Bejenarus Vows to be Ready for Fight of his Life Against WBA Champ Goulamirian on December 28th WBA #8 cruiserweight Constantin Bejenaru says he’s ready to go in and do the job he set out to do when he started boxing. Bejenaru (14-0, 4 KOs) will challenge WBA cruiserweight champion Arsen Goulamirian (25-0, 17 KOs) on December 28 at the Palais Des Sport in Marseille, France. “I have been working my entire career for this opportunity,” said Bejenaru, “…the chance to win a world title; the chance to show myself on the biggest stage with the highest stakes.” A tricky southpaw from Ungheni, in the Republic of Moldova and now living in Brooklyn, Bejenaru was a 10-time Romanian champion, a Bronze Medalist at the European Amateur Boxing Championships in 2006, a Finalist in the European Union Championships in both 2006 and 2007, and a Gold Medalist at World Combat Games in 2010. After turning professional in 2012, Bejenaru went on to score wide decision victories on ShoBox: The New Generation over previously undefeated Alexey Zubov (10-0, 6 KOs) and Stivens Bujaj (16-0-1, 11 KOs), as well as a decisive points victory over previous world title challenger Thabiso Mchunu (18-3, 11 KOs). Bejenaru’s career was stalled for nearly two years by what he called “promotional problems,” but he is now realizing his dream fight in just his second under the Salita promotional banner. “I love the sport of boxing. I am always working to develop my craft, my skills, my fitness and my mind. It is ultimately the mind that makes a champion. The intelligence and creativity that are necessary to succeed in the ring. The mental discipline that allows a boxer to persevere at the hardest moments. Goulamirian recently defended his belt for the first time by KO 4 over Australia’s Kane Watts on November 15 in Paris. “Goulamirian has made a mistake taking this fight against a fighter of Constantin Bejenaru’s caliber so quickly after first defense,” said promoter Dmitriy Salita. “Constantin has incredibly high boxing intelligence and he’s been waiting for this fight his entire life.
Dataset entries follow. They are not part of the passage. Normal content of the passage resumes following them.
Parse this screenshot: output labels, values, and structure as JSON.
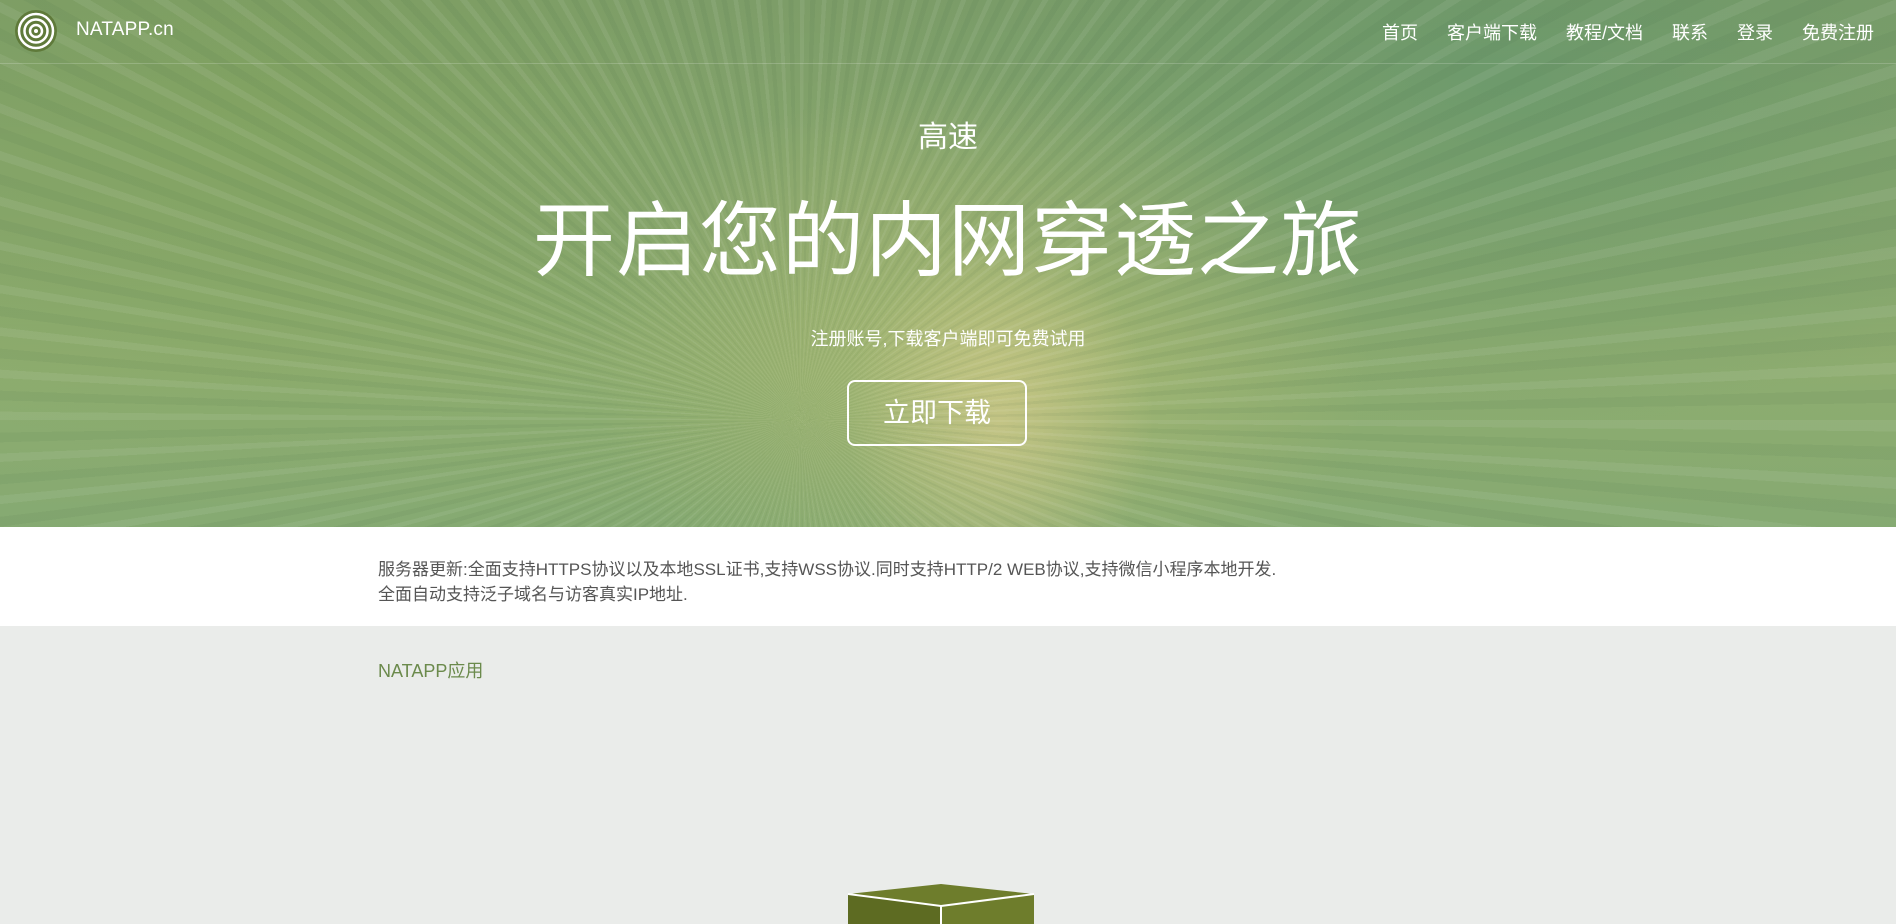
{
  "nav": {
    "brand": "NATAPP.cn",
    "links": [
      {
        "label": "首页"
      },
      {
        "label": "客户端下载"
      },
      {
        "label": "教程/文档"
      },
      {
        "label": "联系"
      },
      {
        "label": "登录"
      },
      {
        "label": "免费注册"
      }
    ]
  },
  "hero": {
    "subtitle": "高速",
    "title": "开启您的内网穿透之旅",
    "description": "注册账号,下载客户端即可免费试用",
    "cta_label": "立即下载"
  },
  "notice": {
    "line1": "服务器更新:全面支持HTTPS协议以及本地SSL证书,支持WSS协议.同时支持HTTP/2 WEB协议,支持微信小程序本地开发.",
    "line2": "全面自动支持泛子域名与访客真实IP地址."
  },
  "apps": {
    "heading": "NATAPP应用",
    "icon": "box-icon"
  },
  "colors": {
    "accent_green": "#6b8a4c",
    "box_green": "#6e7d2c",
    "notice_text": "#555555",
    "section_bg": "#eaecea"
  }
}
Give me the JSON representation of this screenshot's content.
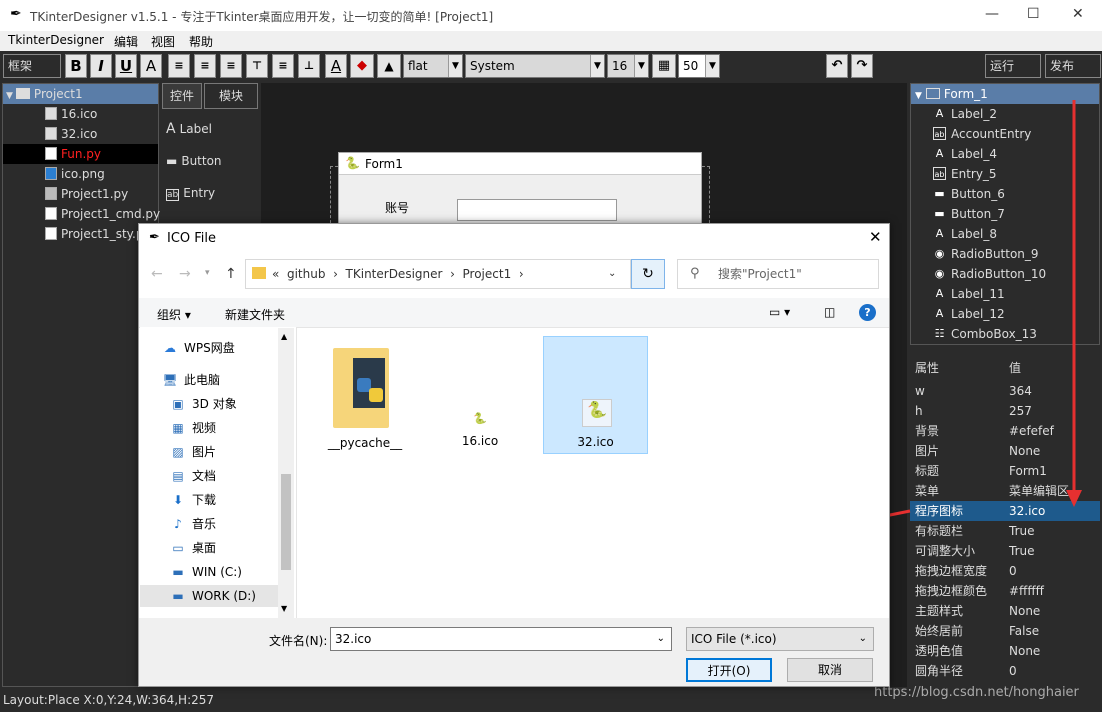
{
  "window": {
    "title": "TKinterDesigner v1.5.1 - 专注于Tkinter桌面应用开发，让一切变的简单!   [Project1]",
    "minimize": "—",
    "maximize": "☐",
    "close": "✕"
  },
  "menu": [
    "TkinterDesigner",
    "编辑",
    "视图",
    "帮助"
  ],
  "toolbar": {
    "frame_label": "框架",
    "bold": "B",
    "italic": "I",
    "underline": "U",
    "font_color": "A",
    "relief": "flat",
    "font_family": "System",
    "font_size": "16",
    "alpha": "50",
    "run": "运行",
    "publish": "发布"
  },
  "project_tree": {
    "root": "Project1",
    "items": [
      "16.ico",
      "32.ico",
      "Fun.py",
      "ico.png",
      "Project1.py",
      "Project1_cmd.py",
      "Project1_sty.p"
    ],
    "selected": "Fun.py",
    "selected_color": "#ff2020"
  },
  "widget_tabs": {
    "tabs": [
      "控件",
      "模块"
    ],
    "items": [
      "Label",
      "Button",
      "Entry"
    ],
    "item_icons": [
      "A",
      "▬",
      "ab"
    ]
  },
  "form": {
    "title": "Form1",
    "account_label": "账号"
  },
  "component_tree": {
    "root": "Form_1",
    "items": [
      {
        "label": "Label_2",
        "icon": "A"
      },
      {
        "label": "AccountEntry",
        "icon": "ab"
      },
      {
        "label": "Label_4",
        "icon": "A"
      },
      {
        "label": "Entry_5",
        "icon": "ab"
      },
      {
        "label": "Button_6",
        "icon": "▬"
      },
      {
        "label": "Button_7",
        "icon": "▬"
      },
      {
        "label": "Label_8",
        "icon": "A"
      },
      {
        "label": "RadioButton_9",
        "icon": "◉"
      },
      {
        "label": "RadioButton_10",
        "icon": "◉"
      },
      {
        "label": "Label_11",
        "icon": "A"
      },
      {
        "label": "Label_12",
        "icon": "A"
      },
      {
        "label": "ComboBox_13",
        "icon": "☷"
      }
    ]
  },
  "properties": {
    "header_key": "属性",
    "header_value": "值",
    "rows": [
      [
        "w",
        "364"
      ],
      [
        "h",
        "257"
      ],
      [
        "背景",
        "#efefef"
      ],
      [
        "图片",
        "None"
      ],
      [
        "标题",
        "Form1"
      ],
      [
        "菜单",
        "菜单编辑区"
      ],
      [
        "程序图标",
        "32.ico"
      ],
      [
        "有标题栏",
        "True"
      ],
      [
        "可调整大小",
        "True"
      ],
      [
        "拖拽边框宽度",
        "0"
      ],
      [
        "拖拽边框颜色",
        "#ffffff"
      ],
      [
        "主题样式",
        "None"
      ],
      [
        "始终居前",
        "False"
      ],
      [
        "透明色值",
        "None"
      ],
      [
        "圆角半径",
        "0"
      ]
    ],
    "selected_row": "程序图标"
  },
  "status": {
    "text": "Layout:Place  X:0,Y:24,W:364,H:257",
    "watermark": "https://blog.csdn.net/honghaier"
  },
  "dialog": {
    "title": "ICO File",
    "path": [
      "«",
      "github",
      "TKinterDesigner",
      "Project1"
    ],
    "search_placeholder": "搜索\"Project1\"",
    "organize": "组织 ▾",
    "new_folder": "新建文件夹",
    "nav": [
      {
        "label": "WPS网盘",
        "icon": "☁"
      },
      {
        "label": "此电脑",
        "icon": "🖥"
      },
      {
        "label": "3D 对象",
        "icon": "▣"
      },
      {
        "label": "视频",
        "icon": "▦"
      },
      {
        "label": "图片",
        "icon": "▨"
      },
      {
        "label": "文档",
        "icon": "▤"
      },
      {
        "label": "下载",
        "icon": "⬇"
      },
      {
        "label": "音乐",
        "icon": "♪"
      },
      {
        "label": "桌面",
        "icon": "▭"
      },
      {
        "label": "WIN (C:)",
        "icon": "▬"
      },
      {
        "label": "WORK (D:)",
        "icon": "▬"
      }
    ],
    "files": [
      "__pycache__",
      "16.ico",
      "32.ico"
    ],
    "selected_file": "32.ico",
    "filename_label": "文件名(N):",
    "filename_value": "32.ico",
    "filter": "ICO File (*.ico)",
    "open_button": "打开(O)",
    "cancel_button": "取消"
  },
  "colors": {
    "accent_selected": "#cce8ff",
    "tree_highlight": "#5a7da8",
    "arrow": "#e63030"
  }
}
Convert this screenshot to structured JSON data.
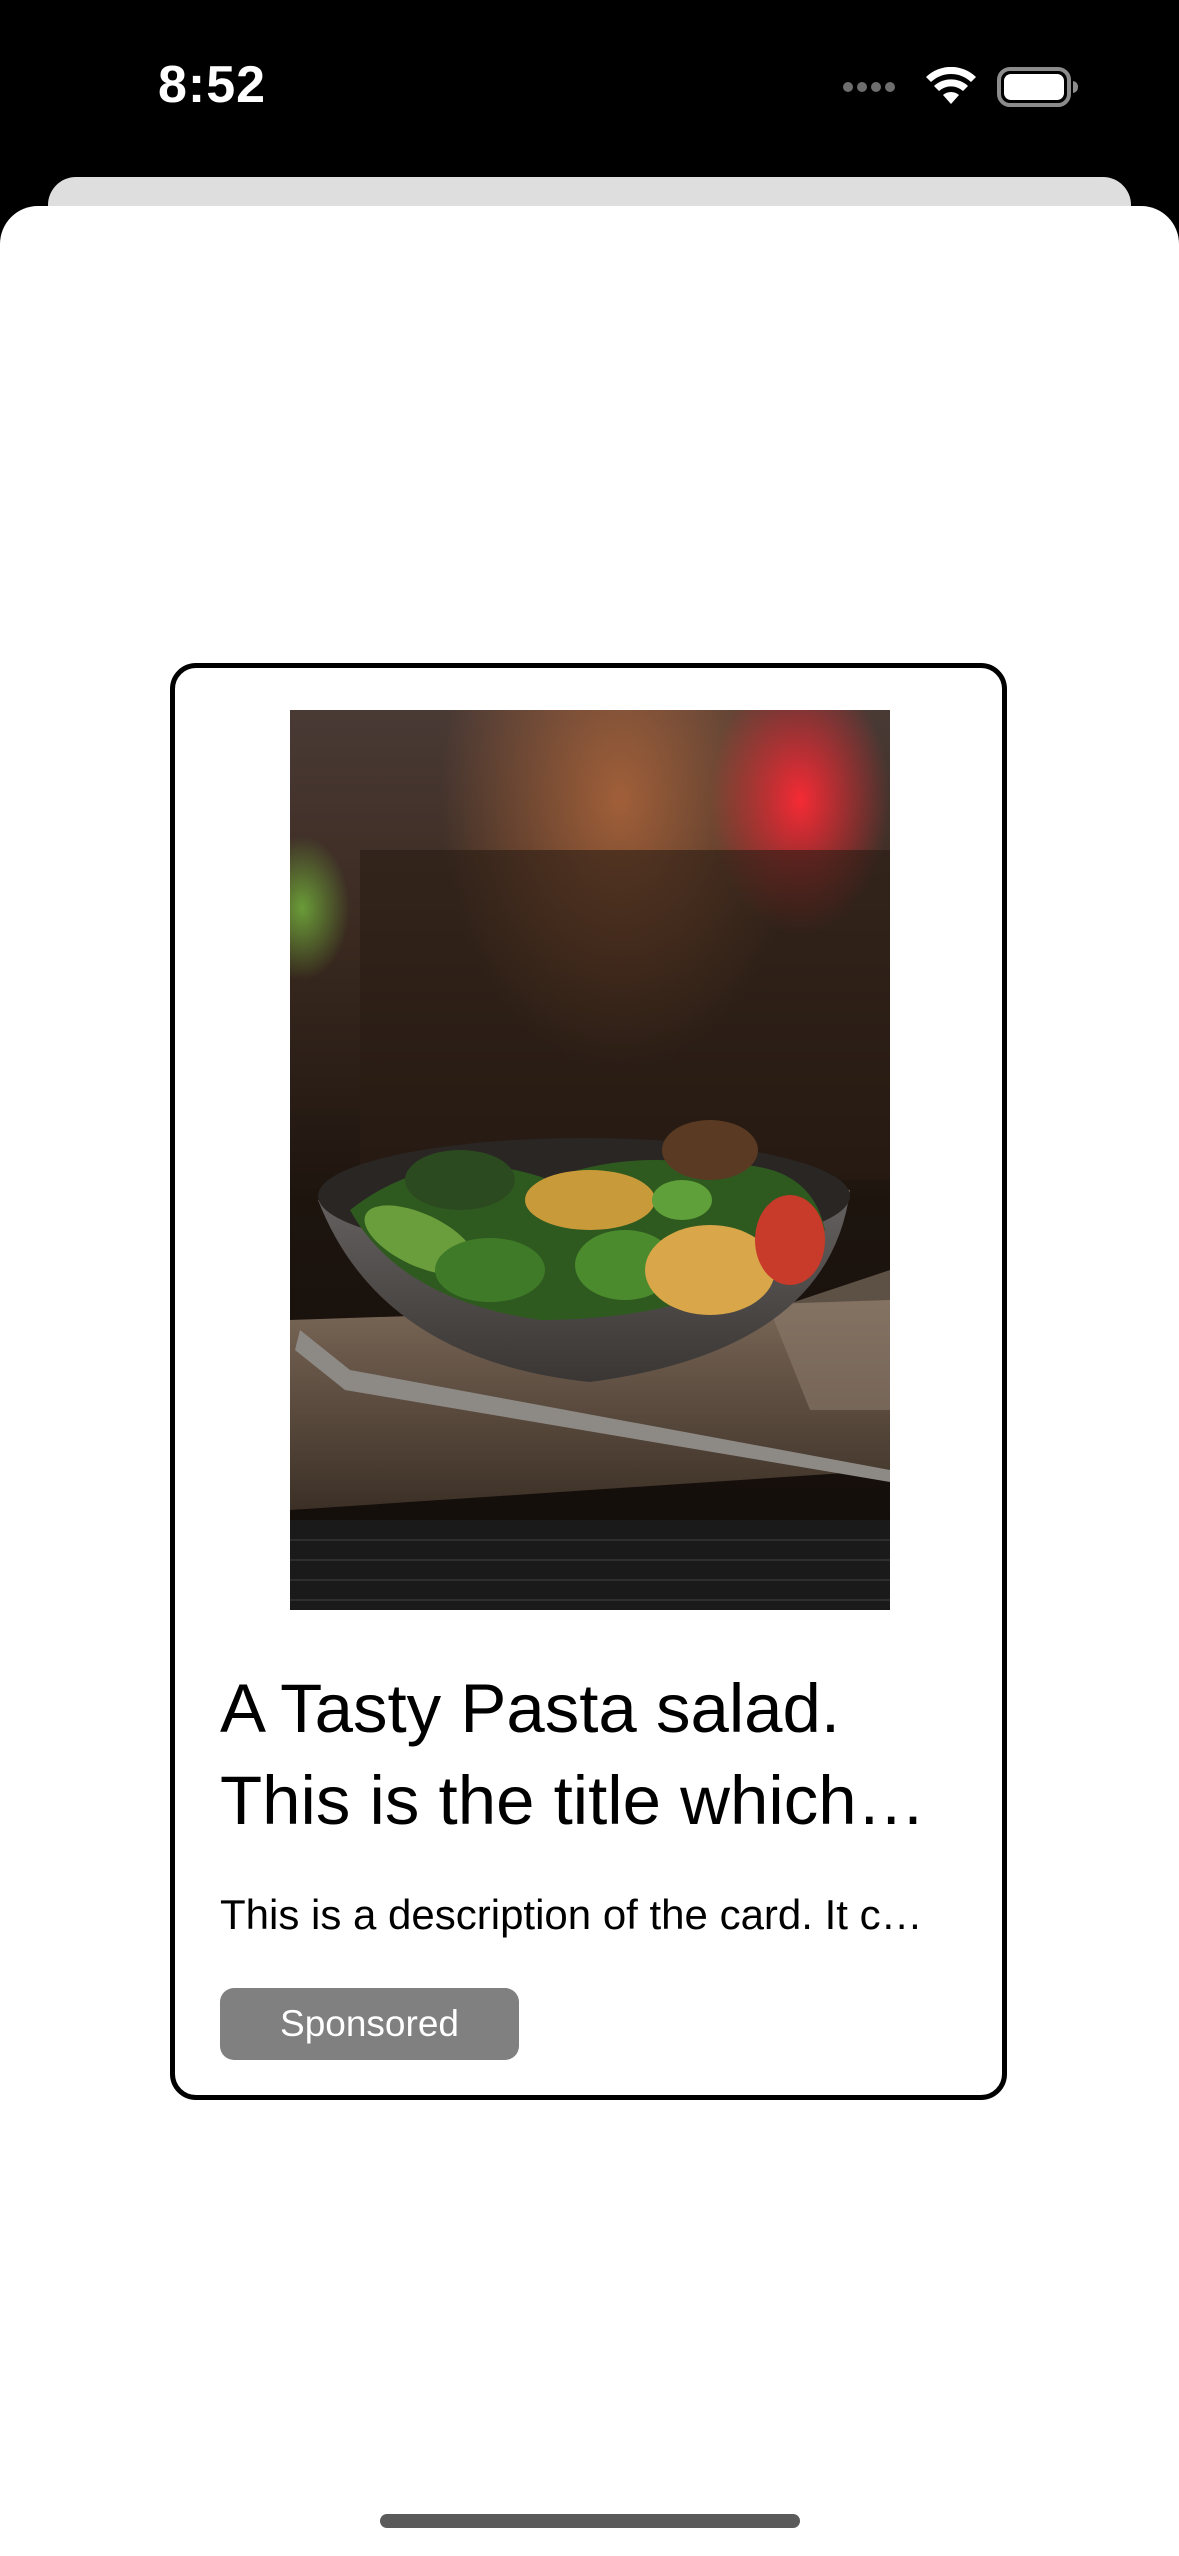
{
  "status_bar": {
    "time": "8:52",
    "icons": [
      "cellular-signal-icon",
      "wifi-icon",
      "battery-icon"
    ]
  },
  "card": {
    "image": "pasta-salad-photo",
    "title": "A Tasty Pasta salad. This is the title which…",
    "description": "This is a description of the card. It c…",
    "badge": "Sponsored"
  },
  "colors": {
    "background": "#000000",
    "sheet": "#ffffff",
    "sheet_behind": "#dedede",
    "card_border": "#000000",
    "badge_background": "#808080",
    "badge_text": "#ffffff"
  }
}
I look forward to having a new world champion in the Salita Promotions stable.”